Signs and Stories
By Lisa Lister
Photo by James Kegley
My mind is a jumble of thoughts about Gideon, Moses, and Jonah asking for signs and obeying God’s commands. It is the start of my second year as an English professor and, along with my regular prayer for guidance and words, I ask for assurance that I’m serving his purpose — a sign that I’m in the right place.
Lisa Lister, one of two Response Essay Competition 2008 winners.
As I enter my last class, a general education literature course, my morning prayer is far from my mind, however. It’s been a good day, albeit without wet fleeces or burning bushes, and my focus is on setting the right tone and completing the first day. As part of the standard syllabus and introductions, I give them the university’s goals for the course, the English Department goals for the course, and my goals. “By the end of the semester,” I tell them, “I want you to see how literature by or about people, places, cultures, or times very different from your own still relates to you. I want you to value what each person brings to the class and how it can enhance all of our understanding. I hope you’ll be a deeper reader and thinker. I want your world to be both bigger and smaller by the time you are done with this class.” I also want them to understand what my last statement means, but I don’t say that.
I then ask them to spend a few minutes writing about their favorite book and why they like it. “I want honesty in this class,”
I warn. “No drivel about loving War and Peace. It’s perfectly OK to say that you haven’t read or enjoyed a full book.” A few faces look relieved, as if they hope this class might let them be real.
Each student offers a response. Midway through, I call on an apathetic-looking kid with a mop of bangs. He tosses his hair back and partially unslouches. “My favorite book is the book of Romans from the Holy Bible,” he says. The air shifts; it feels as if the entire class has taken a deep breath and is unwilling to exhale until they judge my reaction. I make eye contact and nod. “Why?” I ask the same question, in the same tone, that I’ve asked of every other student. The air loses its tautness. He explains that it’s Paul’s message about Christ and how salvation only comes through loving Christ. He talks about the message of living a life full of love and righteousness. I admire his courage.
A black woman a few rows back raises her hand. “I wrote about Romans, too,” she says and explains her reasons. A few students later, a shy, pale girl in the back row says that her favorite books are the Left Behind series. “They aren’t great writing, but they have a good message.” A young man says his favorite book is the Quran. “It’s my holy book and it teaches us how we should live.” He and the Romans duo exchange glances. I’m not sure if they’re wary or respectful. I’m not sure that it matters. I still don’t quite know God’s plan, but the discussion is my sign. For today it is enough.

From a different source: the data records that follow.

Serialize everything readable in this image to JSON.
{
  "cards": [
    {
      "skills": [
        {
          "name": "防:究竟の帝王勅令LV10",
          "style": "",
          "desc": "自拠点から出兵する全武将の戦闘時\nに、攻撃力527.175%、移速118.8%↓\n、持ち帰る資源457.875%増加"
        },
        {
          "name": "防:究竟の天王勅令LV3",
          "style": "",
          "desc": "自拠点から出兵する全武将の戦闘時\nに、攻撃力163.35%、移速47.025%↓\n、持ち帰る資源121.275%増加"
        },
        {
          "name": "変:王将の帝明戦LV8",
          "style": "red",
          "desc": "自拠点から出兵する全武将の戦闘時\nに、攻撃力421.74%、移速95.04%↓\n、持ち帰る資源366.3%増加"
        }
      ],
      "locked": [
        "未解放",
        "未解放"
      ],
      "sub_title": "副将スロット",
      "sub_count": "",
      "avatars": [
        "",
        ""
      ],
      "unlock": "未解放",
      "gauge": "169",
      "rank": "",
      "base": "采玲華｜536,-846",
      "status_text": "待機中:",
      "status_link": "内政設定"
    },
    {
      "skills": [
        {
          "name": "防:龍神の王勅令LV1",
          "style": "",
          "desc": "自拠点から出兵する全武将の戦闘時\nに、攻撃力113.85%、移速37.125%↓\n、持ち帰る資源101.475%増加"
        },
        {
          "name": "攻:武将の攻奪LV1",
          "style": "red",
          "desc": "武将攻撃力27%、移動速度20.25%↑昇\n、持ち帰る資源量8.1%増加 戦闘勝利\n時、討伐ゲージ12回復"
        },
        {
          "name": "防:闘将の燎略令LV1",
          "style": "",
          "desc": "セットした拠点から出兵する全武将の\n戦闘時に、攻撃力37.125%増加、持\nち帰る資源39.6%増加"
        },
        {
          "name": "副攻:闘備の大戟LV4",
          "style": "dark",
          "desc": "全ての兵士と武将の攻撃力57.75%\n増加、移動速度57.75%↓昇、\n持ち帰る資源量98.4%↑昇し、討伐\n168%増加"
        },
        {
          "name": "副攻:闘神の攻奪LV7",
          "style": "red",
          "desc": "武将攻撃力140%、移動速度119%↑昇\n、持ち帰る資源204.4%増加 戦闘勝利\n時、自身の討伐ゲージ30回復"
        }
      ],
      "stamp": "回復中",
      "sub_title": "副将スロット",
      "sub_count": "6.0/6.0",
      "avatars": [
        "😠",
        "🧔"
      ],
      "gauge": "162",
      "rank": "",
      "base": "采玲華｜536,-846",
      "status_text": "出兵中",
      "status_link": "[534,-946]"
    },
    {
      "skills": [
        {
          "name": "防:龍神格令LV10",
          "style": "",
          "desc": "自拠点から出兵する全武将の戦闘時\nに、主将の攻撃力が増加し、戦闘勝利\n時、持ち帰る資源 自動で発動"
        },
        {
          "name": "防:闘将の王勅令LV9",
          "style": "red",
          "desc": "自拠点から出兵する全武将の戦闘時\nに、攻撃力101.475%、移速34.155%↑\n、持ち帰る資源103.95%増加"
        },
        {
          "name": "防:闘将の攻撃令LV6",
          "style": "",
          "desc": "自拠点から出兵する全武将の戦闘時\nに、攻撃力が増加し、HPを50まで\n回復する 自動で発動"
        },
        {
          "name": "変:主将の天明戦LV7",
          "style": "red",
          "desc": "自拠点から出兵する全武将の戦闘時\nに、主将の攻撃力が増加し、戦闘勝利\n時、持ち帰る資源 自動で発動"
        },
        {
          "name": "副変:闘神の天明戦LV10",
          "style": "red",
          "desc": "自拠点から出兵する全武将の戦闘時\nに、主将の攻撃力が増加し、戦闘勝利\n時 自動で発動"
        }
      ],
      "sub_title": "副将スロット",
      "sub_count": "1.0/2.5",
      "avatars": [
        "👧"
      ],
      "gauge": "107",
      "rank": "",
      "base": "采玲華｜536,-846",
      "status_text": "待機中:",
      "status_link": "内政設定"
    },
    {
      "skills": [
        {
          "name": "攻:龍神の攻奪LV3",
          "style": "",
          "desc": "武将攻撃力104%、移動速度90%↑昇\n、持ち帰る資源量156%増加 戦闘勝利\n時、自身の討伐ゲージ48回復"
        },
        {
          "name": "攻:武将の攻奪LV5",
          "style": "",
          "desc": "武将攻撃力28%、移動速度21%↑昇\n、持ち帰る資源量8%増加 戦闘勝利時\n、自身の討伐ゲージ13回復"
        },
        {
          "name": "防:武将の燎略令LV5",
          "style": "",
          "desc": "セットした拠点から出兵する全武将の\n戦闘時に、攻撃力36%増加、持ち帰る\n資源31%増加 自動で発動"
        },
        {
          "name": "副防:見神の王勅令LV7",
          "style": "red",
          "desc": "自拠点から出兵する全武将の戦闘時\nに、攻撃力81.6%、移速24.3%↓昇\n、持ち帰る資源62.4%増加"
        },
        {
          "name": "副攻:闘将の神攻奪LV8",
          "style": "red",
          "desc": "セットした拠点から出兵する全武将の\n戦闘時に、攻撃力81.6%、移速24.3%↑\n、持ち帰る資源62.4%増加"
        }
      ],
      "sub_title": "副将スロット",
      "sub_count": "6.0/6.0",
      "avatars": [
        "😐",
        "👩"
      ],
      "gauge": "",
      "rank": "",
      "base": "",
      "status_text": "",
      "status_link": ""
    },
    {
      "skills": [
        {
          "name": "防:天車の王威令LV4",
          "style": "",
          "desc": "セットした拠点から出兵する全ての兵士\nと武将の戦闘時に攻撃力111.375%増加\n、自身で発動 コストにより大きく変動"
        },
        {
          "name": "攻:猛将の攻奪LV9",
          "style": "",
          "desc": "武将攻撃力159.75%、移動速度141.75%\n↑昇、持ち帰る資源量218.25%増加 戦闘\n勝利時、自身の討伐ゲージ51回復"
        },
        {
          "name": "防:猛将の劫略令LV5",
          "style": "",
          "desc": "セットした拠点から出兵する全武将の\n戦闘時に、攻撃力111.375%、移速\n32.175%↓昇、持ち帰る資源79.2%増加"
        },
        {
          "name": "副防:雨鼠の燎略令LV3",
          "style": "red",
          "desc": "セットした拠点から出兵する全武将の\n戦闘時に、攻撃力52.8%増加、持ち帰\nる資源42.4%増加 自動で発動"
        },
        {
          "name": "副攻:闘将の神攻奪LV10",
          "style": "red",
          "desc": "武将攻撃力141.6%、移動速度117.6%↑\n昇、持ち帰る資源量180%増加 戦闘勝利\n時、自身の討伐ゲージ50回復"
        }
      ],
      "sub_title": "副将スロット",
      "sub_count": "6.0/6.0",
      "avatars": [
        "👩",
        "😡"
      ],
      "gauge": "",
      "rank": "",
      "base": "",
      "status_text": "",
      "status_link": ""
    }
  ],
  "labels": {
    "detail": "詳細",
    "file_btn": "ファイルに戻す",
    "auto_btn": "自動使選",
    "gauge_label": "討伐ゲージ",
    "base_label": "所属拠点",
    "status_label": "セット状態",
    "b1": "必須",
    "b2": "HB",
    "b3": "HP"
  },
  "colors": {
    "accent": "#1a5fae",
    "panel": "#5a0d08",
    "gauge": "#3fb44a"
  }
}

Weeks later, we read The Kite Runner and discuss how symbolism and metaphor elucidate literature’s themes. We brainstorm a list of symbols and themes. The class pairs the lamb with sacrifice. We discuss the scenes in which the main character, Amir, compares his friend and servant, Hassan, to the lamb sacrificed on Eid-e-Qorban to commemorate Ibrahim’s near-slaughter of his son Isaac as a sacrifice to the Lord.
I know there is a lot that I can add to the discussion. I know that it makes sense to talk about the lamb and blood buying redemption, including how that applies to Christianity. But can I? The politics of academia, my own fears, my knowledge that my job in this class is to teach literature all weigh on me. But how can I tell my students to be honest and speak freely if I won’t do the same?
I take a deep breath. Here goes. No giant fish belly for me. I note that the lamb and sacrifice also pair with redemption. I explain that the story of Ibrahim, or Abraham as I know it, is shared by Muslims, Christians, and Jews. I explain that in Christianity the story of Abraham and Isaac is often read as a foreshadowing of God’s sacrifice of his son, which redeems mankind. We discuss whether the ending of the book indicates that Amir is redeemed. A Muslim student explains that in his religion, Isaac knew that his father was going to sacrifice him and still went willingly, as did Hassan. For him, it’s a story about filial obedience, and we discuss how this plays out in the novel in light of Amir sacrificing Hassan to win his father’s approval. A Jewish student adds that neither of these readings quite match her take on the story of Abraham and Isaac. We discuss how different interpretations of this symbol enrich our understanding of the novel’s themes and how our individual interpretation is altered by what we bring to our reading. They are eager, engaged, and class ends all too soon.
As I gather my notes, many students trickle out, continuing the discussion. They seem genuinely interested in understanding each other’s faiths. They see the shared histories and the differences. They are talking and listening. Respectfully. It is more than the U.N. accomplishes most days. And for today, it is enough.
It is a lot.
Lisa Lister has been a term assistant professor at George Mason University in Fairfax, Virginia, for the past three years. She received an M.F.A. from American University in Washington, D.C., in 2005. Originally from Portland, Oregon, Lister now lives in Silver Spring, Maryland. She first read Response at a writing conference and says she "was struck by the importance of a publication that allows us to reflect on issues from a faith-based perspective."
Read other Response essay winners
Return to top
Back to Features Home